━━━━━ Material supplied

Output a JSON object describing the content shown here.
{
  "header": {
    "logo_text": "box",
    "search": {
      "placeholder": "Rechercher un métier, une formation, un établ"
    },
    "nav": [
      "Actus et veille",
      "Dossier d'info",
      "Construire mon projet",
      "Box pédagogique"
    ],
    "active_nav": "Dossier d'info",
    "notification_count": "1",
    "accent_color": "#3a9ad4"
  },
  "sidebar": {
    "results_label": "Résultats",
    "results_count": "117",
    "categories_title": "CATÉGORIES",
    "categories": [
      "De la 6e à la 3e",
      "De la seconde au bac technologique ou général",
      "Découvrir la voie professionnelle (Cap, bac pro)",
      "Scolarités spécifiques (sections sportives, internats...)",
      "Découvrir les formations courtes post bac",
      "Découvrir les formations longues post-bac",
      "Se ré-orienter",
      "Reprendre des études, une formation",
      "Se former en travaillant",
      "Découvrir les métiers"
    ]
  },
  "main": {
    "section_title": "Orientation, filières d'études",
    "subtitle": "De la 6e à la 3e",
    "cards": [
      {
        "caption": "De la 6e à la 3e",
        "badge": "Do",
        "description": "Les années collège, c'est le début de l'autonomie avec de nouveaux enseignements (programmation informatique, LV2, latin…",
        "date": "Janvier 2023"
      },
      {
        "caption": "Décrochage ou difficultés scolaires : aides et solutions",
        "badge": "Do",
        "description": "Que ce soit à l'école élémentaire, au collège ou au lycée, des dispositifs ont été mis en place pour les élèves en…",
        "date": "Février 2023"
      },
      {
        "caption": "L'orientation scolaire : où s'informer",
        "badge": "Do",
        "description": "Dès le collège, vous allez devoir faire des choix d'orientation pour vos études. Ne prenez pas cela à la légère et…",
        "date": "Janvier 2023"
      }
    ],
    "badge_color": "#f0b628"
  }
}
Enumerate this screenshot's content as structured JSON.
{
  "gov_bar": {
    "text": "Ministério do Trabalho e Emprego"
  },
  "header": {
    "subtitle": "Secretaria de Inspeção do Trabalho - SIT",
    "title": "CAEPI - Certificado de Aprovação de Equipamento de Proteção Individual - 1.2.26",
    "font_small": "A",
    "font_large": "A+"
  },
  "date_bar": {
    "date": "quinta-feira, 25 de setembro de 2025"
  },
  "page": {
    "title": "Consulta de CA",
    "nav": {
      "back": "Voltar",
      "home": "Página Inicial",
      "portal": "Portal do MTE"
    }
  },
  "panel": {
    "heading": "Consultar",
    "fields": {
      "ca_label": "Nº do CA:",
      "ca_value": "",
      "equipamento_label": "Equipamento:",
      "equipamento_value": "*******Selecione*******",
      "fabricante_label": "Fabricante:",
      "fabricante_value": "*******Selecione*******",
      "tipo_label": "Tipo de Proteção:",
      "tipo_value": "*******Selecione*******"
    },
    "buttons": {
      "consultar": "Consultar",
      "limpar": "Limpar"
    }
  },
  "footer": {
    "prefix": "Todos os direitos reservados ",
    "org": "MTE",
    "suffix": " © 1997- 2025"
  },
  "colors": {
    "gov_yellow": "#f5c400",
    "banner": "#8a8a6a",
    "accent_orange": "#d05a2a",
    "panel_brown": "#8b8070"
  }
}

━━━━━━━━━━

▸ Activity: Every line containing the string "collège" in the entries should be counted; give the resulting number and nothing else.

▸ Problem solution: 3